Edward Field, master of the quotidian: seeing the macrocosm in the micro, all done in the narrative lyric homespun style we call plainspeak, in a way you could consider him America’s Cavafy — at a little cafe in the Village (Riviera Cafe, 225 W. 4th, NYC) — September 25, 1992 — photo by Mark Weber
“The Last Bohemians”
for Rosetta Reitz
We meet in a cheap diner and I think, God,
the continuity, I mean, imagine
our still being here together
from the old days of the Village
when you had the bookshop on Greenwich Avenue
and Jimmy Baldwin and Jimmy Merrill used to drop in.
Toying with your gooey chicken, you remind me
how disappointed I was with you for moving
to Eighth Street and adding gifts and art cards,
but little magazines, you explain, couldn’t pay the rent.
Don’t apologize, I want to say, it was forty years ago!
Neither of us, without clinging to our old apartments,
could pay Village rents nowadays,
where nobody comes “to be an artist” anymore.
Living marginally still, we are shabby as ever,
though shabby was attractive on us once — those years
when the latest Williams or Stevens or Moore was sold
in maybe five bookstores, and the Horton
biography of Hart Crane an impossible find.
Continuity! We’re still talking of our problems
with writing, finding a publisher,
as though that was the most important thing in the world.
Sweetheart, we are as out of it as old lefties.
Someone came into my apartment recently and exclaimed,
“Why, it’s bohemian!” as if she had discovered
the last of a near-extinct breed.
Lady, I wanted to protest,
I don’t have clamshell ashtrays,
or chianti bottles encrusted with candle wax,
or Wilhelm Reich, Henry Miller and D.H. Lawrence,
much less Khalil Gibran and Havelock Ellis,
on my bricks-and-boards bookshelves!
But it’s not just the Salvation Army junk she saw,
or the mattress and pillows on the floor.
My living style represented for her
the aesthetic of an earlier generation,
the economics, even, of a time,
our time, Rosetta, before she was born.
The youth still come weekends, though not to
“see a drag show,”
or “bull daggers fighting in the gutters,”

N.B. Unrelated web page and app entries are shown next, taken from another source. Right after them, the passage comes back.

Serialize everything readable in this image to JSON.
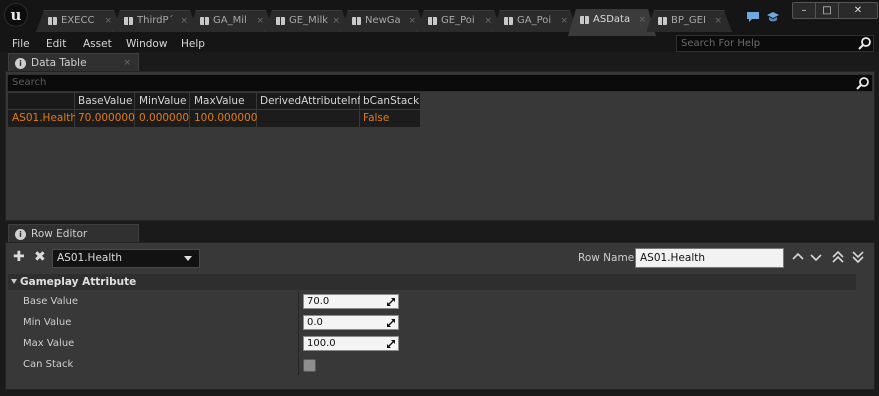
{
  "app": {
    "tabs": [
      {
        "label": "EXECC"
      },
      {
        "label": "ThirdP´"
      },
      {
        "label": "GA_Mil"
      },
      {
        "label": "GE_Milk"
      },
      {
        "label": "NewGa"
      },
      {
        "label": "GE_Poi"
      },
      {
        "label": "GA_Poi"
      },
      {
        "label": "ASData"
      },
      {
        "label": "BP_GEI"
      }
    ],
    "tab_close": "×",
    "window_buttons": {
      "minimize": "–",
      "maximize": "□",
      "close": "✕"
    }
  },
  "menu": {
    "items": [
      "File",
      "Edit",
      "Asset",
      "Window",
      "Help"
    ],
    "help_search_placeholder": "Search For Help"
  },
  "data_table": {
    "tab_label": "Data Table",
    "search_placeholder": "Search",
    "columns": [
      "BaseValue",
      "MinValue",
      "MaxValue",
      "DerivedAttributeInfo",
      "bCanStack"
    ],
    "rows": [
      {
        "name": "AS01.Health",
        "cells": [
          "70.000000",
          "0.000000",
          "100.000000",
          "",
          "False"
        ]
      }
    ]
  },
  "row_editor": {
    "tab_label": "Row Editor",
    "add_icon": "✚",
    "remove_icon": "✖",
    "selected_row": "AS01.Health",
    "row_name_label": "Row Name:",
    "row_name_value": "AS01.Health",
    "nav_icons": [
      "ⱏ",
      "˅",
      "⯬",
      "⯭"
    ],
    "section_title": "Gameplay Attribute",
    "properties": [
      {
        "label": "Base Value",
        "value": "70.0"
      },
      {
        "label": "Min Value",
        "value": "0.0"
      },
      {
        "label": "Max Value",
        "value": "100.0"
      },
      {
        "label": "Can Stack",
        "checked": false
      }
    ]
  },
  "colors": {
    "row_highlight_text": "#e07c1a",
    "panel_bg": "#383838",
    "titlebar_bg": "#151515"
  }
}
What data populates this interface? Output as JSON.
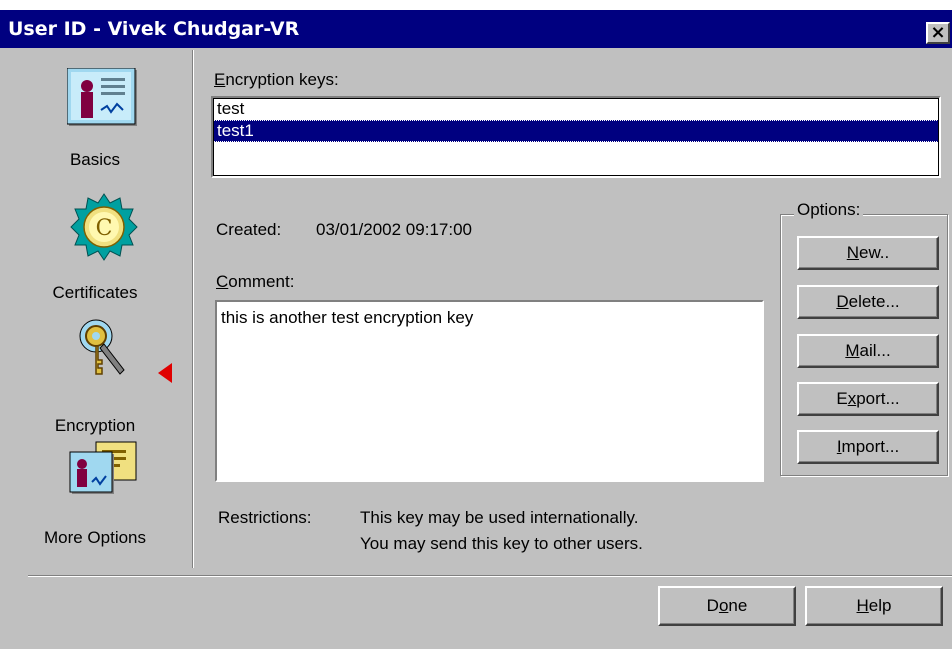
{
  "window": {
    "title": "User ID - Vivek Chudgar-VR",
    "close_label": "×"
  },
  "nav": {
    "items": [
      {
        "label": "Basics",
        "icon": "id-card-icon"
      },
      {
        "label": "Certificates",
        "icon": "certificate-seal-icon"
      },
      {
        "label": "Encryption",
        "icon": "key-icon"
      },
      {
        "label": "More Options",
        "icon": "id-cards-icon"
      }
    ],
    "selected": "Encryption",
    "indicator_color": "#e00000"
  },
  "keys": {
    "label_prefix": "",
    "label_accel": "E",
    "label_rest": "ncryption keys:",
    "items": [
      "test",
      "test1"
    ],
    "selected_item": "test1"
  },
  "created": {
    "label": "Created:",
    "value": "03/01/2002 09:17:00"
  },
  "comment": {
    "label_accel": "C",
    "label_rest": "omment:",
    "value": "this is another test encryption key"
  },
  "restrictions": {
    "label": "Restrictions:",
    "line1": "This key may be used internationally.",
    "line2": "You may send this key to other users."
  },
  "options": {
    "title": "Options:",
    "new": {
      "pre": "",
      "accel": "N",
      "post": "ew.."
    },
    "delete": {
      "pre": "",
      "accel": "D",
      "post": "elete..."
    },
    "mail": {
      "pre": "",
      "accel": "M",
      "post": "ail..."
    },
    "export": {
      "pre": "E",
      "accel": "x",
      "post": "port..."
    },
    "import": {
      "pre": "",
      "accel": "I",
      "post": "mport..."
    }
  },
  "footer": {
    "done": {
      "pre": "D",
      "accel": "o",
      "post": "ne"
    },
    "help": {
      "pre": "",
      "accel": "H",
      "post": "elp"
    }
  },
  "colors": {
    "titlebar": "#000080",
    "face": "#c0c0c0",
    "selection": "#000080"
  }
}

or to “pick up a queer or artist’s model.”
But there is something expectant in them
for something supposed to be here, once called,
(shiver) bohemian. Now it’s I who shiver

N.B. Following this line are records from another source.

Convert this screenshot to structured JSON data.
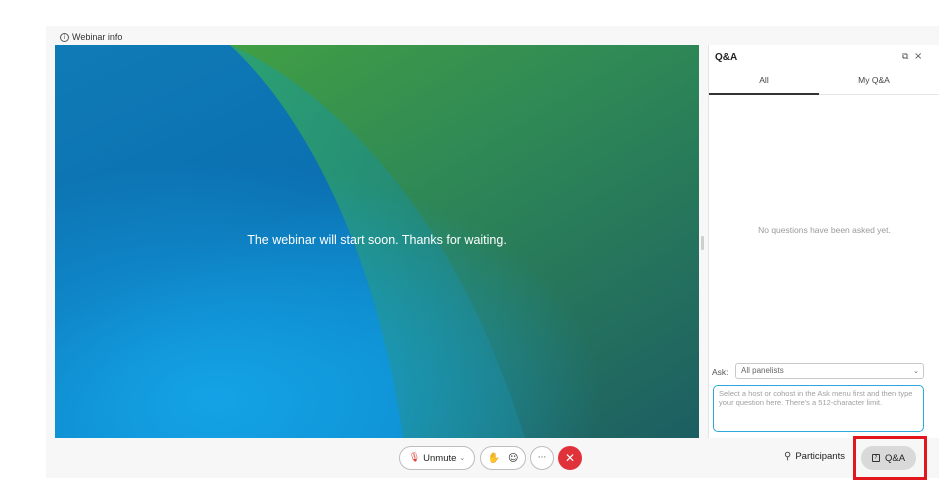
{
  "header": {
    "info_icon": "info-icon",
    "info_label": "Webinar info"
  },
  "stage": {
    "message": "The webinar will start soon. Thanks for waiting."
  },
  "qa_panel": {
    "title": "Q&A",
    "popout_icon": "popout-icon",
    "close_icon": "close-icon",
    "tabs": [
      {
        "label": "All",
        "active": true
      },
      {
        "label": "My Q&A",
        "active": false
      }
    ],
    "empty_message": "No questions have been asked yet.",
    "ask_label": "Ask:",
    "ask_select_value": "All panelists",
    "ask_placeholder": "Select a host or cohost in the Ask menu first and then type your question here. There's a 512-character limit."
  },
  "controls": {
    "unmute_label": "Unmute",
    "mic_icon": "mic-muted-icon",
    "raise_hand_icon": "raise-hand-icon",
    "reactions_icon": "smiley-icon",
    "more_icon": "more-icon",
    "leave_icon": "leave-icon",
    "participants_label": "Participants",
    "participants_icon": "person-icon",
    "qa_label": "Q&A",
    "qa_icon": "qa-icon"
  },
  "colors": {
    "highlight": "#e2171e",
    "leave": "#e0323a",
    "input_focus": "#2aa8d8"
  }
}
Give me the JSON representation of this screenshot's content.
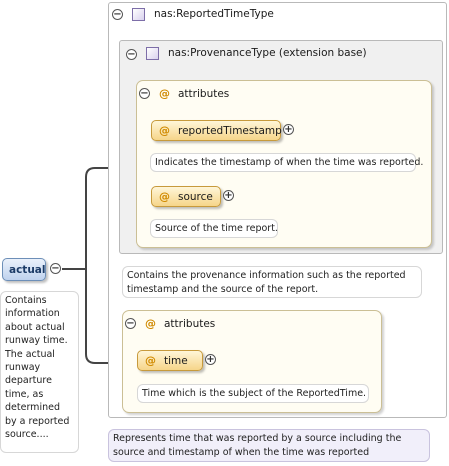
{
  "type": {
    "name": "nas:ReportedTimeType",
    "documentation": "Represents time that was reported by a source including the source and timestamp of when the time was reported"
  },
  "extension": {
    "name": "nas:ProvenanceType (extension base)",
    "documentation": "Contains the provenance information such as the reported timestamp and the source of the report."
  },
  "provenance_attributes": {
    "label": "attributes",
    "items": [
      {
        "name": "reportedTimestamp",
        "documentation": "Indicates the timestamp of when the time was reported."
      },
      {
        "name": "source",
        "documentation": "Source of the time report."
      }
    ]
  },
  "own_attributes": {
    "label": "attributes",
    "items": [
      {
        "name": "time",
        "documentation": "Time which is the subject of the ReportedTime."
      }
    ]
  },
  "element": {
    "name": "actual",
    "documentation": "Contains information about actual runway time. The actual runway departure time, as determined by a reported source...."
  },
  "icons": {
    "collapse": "⊖",
    "expand": "⊕",
    "attribute": "@"
  }
}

as I pass them, fearing their rage against
an old guy with the sad face of a loser.
Daytime, it’s safer, with couples in from the suburbs
browsing the antique shops.

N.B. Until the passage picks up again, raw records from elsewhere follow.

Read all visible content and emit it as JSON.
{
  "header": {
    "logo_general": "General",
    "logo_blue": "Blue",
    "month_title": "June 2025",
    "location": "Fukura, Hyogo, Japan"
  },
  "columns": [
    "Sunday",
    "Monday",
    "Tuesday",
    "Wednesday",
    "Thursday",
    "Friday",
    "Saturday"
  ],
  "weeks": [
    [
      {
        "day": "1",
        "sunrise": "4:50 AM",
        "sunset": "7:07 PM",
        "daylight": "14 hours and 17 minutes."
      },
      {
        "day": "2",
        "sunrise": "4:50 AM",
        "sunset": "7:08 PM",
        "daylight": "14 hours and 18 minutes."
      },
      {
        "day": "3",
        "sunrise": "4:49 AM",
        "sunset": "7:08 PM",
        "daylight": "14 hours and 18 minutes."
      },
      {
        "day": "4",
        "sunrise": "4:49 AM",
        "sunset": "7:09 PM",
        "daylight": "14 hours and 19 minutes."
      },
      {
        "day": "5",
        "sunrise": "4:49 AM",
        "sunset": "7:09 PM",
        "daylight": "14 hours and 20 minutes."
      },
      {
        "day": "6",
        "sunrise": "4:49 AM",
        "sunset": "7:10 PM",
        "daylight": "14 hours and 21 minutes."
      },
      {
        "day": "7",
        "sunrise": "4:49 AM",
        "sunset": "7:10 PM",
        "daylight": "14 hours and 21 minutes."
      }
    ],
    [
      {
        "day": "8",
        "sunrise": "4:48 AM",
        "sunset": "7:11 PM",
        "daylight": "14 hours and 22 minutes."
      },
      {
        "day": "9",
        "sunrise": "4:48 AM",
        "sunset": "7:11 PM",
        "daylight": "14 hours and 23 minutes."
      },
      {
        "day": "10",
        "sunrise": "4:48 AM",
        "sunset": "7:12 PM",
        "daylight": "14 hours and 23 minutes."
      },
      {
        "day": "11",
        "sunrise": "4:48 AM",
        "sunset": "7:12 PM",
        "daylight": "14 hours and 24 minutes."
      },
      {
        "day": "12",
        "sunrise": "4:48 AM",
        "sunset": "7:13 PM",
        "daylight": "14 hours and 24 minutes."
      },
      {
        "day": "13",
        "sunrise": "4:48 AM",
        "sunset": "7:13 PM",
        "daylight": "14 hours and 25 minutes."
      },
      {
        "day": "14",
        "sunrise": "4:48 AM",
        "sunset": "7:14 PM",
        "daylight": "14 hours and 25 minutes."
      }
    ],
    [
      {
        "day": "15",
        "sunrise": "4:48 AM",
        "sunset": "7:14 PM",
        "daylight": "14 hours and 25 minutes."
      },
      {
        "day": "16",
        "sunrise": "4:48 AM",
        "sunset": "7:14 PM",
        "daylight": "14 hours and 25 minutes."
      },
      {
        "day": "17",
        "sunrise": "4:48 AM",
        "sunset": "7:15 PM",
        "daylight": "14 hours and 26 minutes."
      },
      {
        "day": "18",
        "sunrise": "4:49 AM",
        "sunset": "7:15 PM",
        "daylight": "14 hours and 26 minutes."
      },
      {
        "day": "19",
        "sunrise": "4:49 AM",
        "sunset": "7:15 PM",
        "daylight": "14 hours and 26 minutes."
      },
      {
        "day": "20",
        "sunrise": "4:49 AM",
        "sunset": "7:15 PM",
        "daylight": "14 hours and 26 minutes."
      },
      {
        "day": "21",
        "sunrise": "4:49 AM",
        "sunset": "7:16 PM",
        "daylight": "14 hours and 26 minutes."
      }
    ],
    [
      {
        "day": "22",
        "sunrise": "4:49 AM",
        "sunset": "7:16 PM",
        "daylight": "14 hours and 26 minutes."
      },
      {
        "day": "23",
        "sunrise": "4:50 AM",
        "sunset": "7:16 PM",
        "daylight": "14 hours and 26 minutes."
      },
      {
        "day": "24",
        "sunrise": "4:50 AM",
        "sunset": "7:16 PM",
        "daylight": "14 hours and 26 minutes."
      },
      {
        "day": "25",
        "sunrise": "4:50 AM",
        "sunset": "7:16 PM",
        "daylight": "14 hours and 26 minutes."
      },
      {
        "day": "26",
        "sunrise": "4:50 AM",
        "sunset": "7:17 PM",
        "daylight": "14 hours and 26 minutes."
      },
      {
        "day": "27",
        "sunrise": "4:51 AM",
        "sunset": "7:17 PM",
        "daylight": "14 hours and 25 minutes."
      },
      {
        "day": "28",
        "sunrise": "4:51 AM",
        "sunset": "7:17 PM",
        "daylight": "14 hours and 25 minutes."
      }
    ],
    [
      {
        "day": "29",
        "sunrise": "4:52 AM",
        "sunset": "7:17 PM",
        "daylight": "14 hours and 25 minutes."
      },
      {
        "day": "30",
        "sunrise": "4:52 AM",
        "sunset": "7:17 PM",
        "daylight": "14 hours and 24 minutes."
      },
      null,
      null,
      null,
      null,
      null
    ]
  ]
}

I find it all so boring, but am stuck here,
a ghost in a haunted house.
At a movie about a war criminal whose American
lawyer daughter blindly defends him blasted by the critics
because it is serious and has a message
the audience is full of old Villagers, drawn to see it
because it’s serious and has a message,
the women, no longer in dirndles and sandals,
but with something telltale about the handcrafted jewelry,
the men not in berets, but the kind that would wear them
couples for whom being young, meant being radical,
meant free love. Anyway,
something about them says Villager,
maybe the remnants of intellect, idealism
which has begun to look odd on American faces.
Nowadays, there’s nothing radical left, certainly not
in the Village, no Left Bank to flee to, no justification
for artistic poverty, nothing for the young to believe in,
except their careers, and the fun of flaunting
their youth and freaky hairstyles in trendy enclaves.
Leftovers from the old Village, we spot each other
drifting through the ghostly
high rental picturesque streets, ears echoing
with typewriters clacking and scales and arpeggios
heard no more, and meet fugitive in coffee shops,
partly out of friendship, but also, as we get shabbier and rarer,
from a sense of continuity like, hey, we’re historic!
and an appreciation, even if we never quite got there,
of what our generation set out to do.
—–from Edward Field’s collection COUNTING MYSELF LUCKY (1992, Black Sparrow Press)